*Task to complete*: For each line in the records that contains "icon", make a copy.

(Records excerpted from a collection)
· · · · · · ·
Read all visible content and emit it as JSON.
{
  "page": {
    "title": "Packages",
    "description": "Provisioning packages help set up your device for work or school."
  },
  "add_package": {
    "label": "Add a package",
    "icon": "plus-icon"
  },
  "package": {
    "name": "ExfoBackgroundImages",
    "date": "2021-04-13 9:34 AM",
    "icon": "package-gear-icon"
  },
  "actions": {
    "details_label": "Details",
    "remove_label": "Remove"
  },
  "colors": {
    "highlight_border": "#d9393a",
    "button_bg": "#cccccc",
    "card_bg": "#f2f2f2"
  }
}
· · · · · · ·
*Result*:
    "icon": "plus-icon"
    "icon": "package-gear-icon"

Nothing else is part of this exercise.